### [WORK TASK]
Could you return every record below word for word, leaving out the pictures?

Saved entries:
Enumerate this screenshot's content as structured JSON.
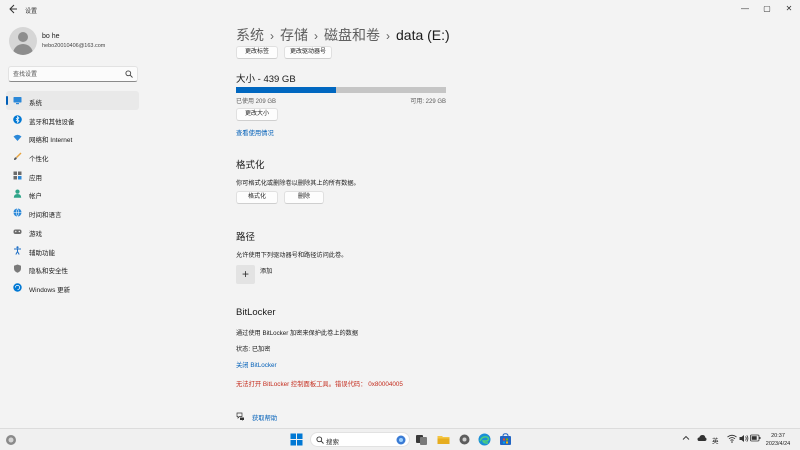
{
  "window": {
    "title": "设置",
    "controls": {
      "minimize": "—",
      "maximize": "▢",
      "close": "✕"
    }
  },
  "profile": {
    "name": "bo he",
    "email": "hebo20010406@163.com"
  },
  "search": {
    "placeholder": "查找设置"
  },
  "nav": [
    {
      "label": "系统",
      "icon": "system-icon",
      "active": true
    },
    {
      "label": "蓝牙和其他设备",
      "icon": "bluetooth-icon"
    },
    {
      "label": "网络和 Internet",
      "icon": "wifi-icon"
    },
    {
      "label": "个性化",
      "icon": "brush-icon"
    },
    {
      "label": "应用",
      "icon": "apps-icon"
    },
    {
      "label": "帐户",
      "icon": "account-icon"
    },
    {
      "label": "时间和语言",
      "icon": "globe-clock-icon"
    },
    {
      "label": "游戏",
      "icon": "gamepad-icon"
    },
    {
      "label": "辅助功能",
      "icon": "accessibility-icon"
    },
    {
      "label": "隐私和安全性",
      "icon": "shield-icon"
    },
    {
      "label": "Windows 更新",
      "icon": "update-icon"
    }
  ],
  "breadcrumb": {
    "items": [
      "系统",
      "存储",
      "磁盘和卷"
    ],
    "separator": "›",
    "current": "data (E:)"
  },
  "top_buttons": {
    "change_label": "更改标签",
    "change_drive_letter": "更改驱动器号"
  },
  "size": {
    "title": "大小 - 439 GB",
    "used": "已使用 209 GB",
    "available": "可用: 229 GB",
    "used_fraction": 0.476,
    "resize_button": "更改大小",
    "view_usage_link": "查看使用情况"
  },
  "format": {
    "title": "格式化",
    "description": "你可格式化或删除卷以删除其上的所有数据。",
    "format_button": "格式化",
    "delete_button": "删除"
  },
  "path": {
    "title": "路径",
    "description": "允许使用下列驱动器号和路径访问此卷。",
    "add_symbol": "+",
    "add_label": "添加"
  },
  "bitlocker": {
    "title": "BitLocker",
    "description": "通过使用 BitLocker 加密来保护此卷上的数据",
    "status": "状态: 已加密",
    "turn_off_link": "关闭 BitLocker",
    "error": "无法打开 BitLocker 控制面板工具。错误代码： 0x80004005"
  },
  "help": {
    "label": "获取帮助"
  },
  "taskbar": {
    "search_label": "搜索",
    "ime": "英",
    "time": "20:37",
    "date": "2023/4/24"
  },
  "colors": {
    "accent": "#0067c0",
    "link": "#005fb8",
    "error": "#c42b1c",
    "bar_track": "#c5c5c5"
  }
}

### [OUTPUT FOR THIS TASK]
Enumerate this screenshot's content as structured JSON.
{
  "window": {
    "title": "设置",
    "controls": {
      "minimize": "—",
      "maximize": "▢",
      "close": "✕"
    }
  },
  "profile": {
    "name": "bo he",
    "email": "hebo20010406@163.com"
  },
  "search": {
    "placeholder": "查找设置"
  },
  "nav": [
    {
      "label": "系统",
      "icon": "system-icon",
      "active": true
    },
    {
      "label": "蓝牙和其他设备",
      "icon": "bluetooth-icon"
    },
    {
      "label": "网络和 Internet",
      "icon": "wifi-icon"
    },
    {
      "label": "个性化",
      "icon": "brush-icon"
    },
    {
      "label": "应用",
      "icon": "apps-icon"
    },
    {
      "label": "帐户",
      "icon": "account-icon"
    },
    {
      "label": "时间和语言",
      "icon": "globe-clock-icon"
    },
    {
      "label": "游戏",
      "icon": "gamepad-icon"
    },
    {
      "label": "辅助功能",
      "icon": "accessibility-icon"
    },
    {
      "label": "隐私和安全性",
      "icon": "shield-icon"
    },
    {
      "label": "Windows 更新",
      "icon": "update-icon"
    }
  ],
  "breadcrumb": {
    "items": [
      "系统",
      "存储",
      "磁盘和卷"
    ],
    "separator": "›",
    "current": "data (E:)"
  },
  "top_buttons": {
    "change_label": "更改标签",
    "change_drive_letter": "更改驱动器号"
  },
  "size": {
    "title": "大小 - 439 GB",
    "used": "已使用 209 GB",
    "available": "可用: 229 GB",
    "used_fraction": 0.476,
    "resize_button": "更改大小",
    "view_usage_link": "查看使用情况"
  },
  "format": {
    "title": "格式化",
    "description": "你可格式化或删除卷以删除其上的所有数据。",
    "format_button": "格式化",
    "delete_button": "删除"
  },
  "path": {
    "title": "路径",
    "description": "允许使用下列驱动器号和路径访问此卷。",
    "add_symbol": "+",
    "add_label": "添加"
  },
  "bitlocker": {
    "title": "BitLocker",
    "description": "通过使用 BitLocker 加密来保护此卷上的数据",
    "status": "状态: 已加密",
    "turn_off_link": "关闭 BitLocker",
    "error": "无法打开 BitLocker 控制面板工具。错误代码： 0x80004005"
  },
  "help": {
    "label": "获取帮助"
  },
  "taskbar": {
    "search_label": "搜索",
    "ime": "英",
    "time": "20:37",
    "date": "2023/4/24"
  },
  "colors": {
    "accent": "#0067c0",
    "link": "#005fb8",
    "error": "#c42b1c",
    "bar_track": "#c5c5c5"
  }
}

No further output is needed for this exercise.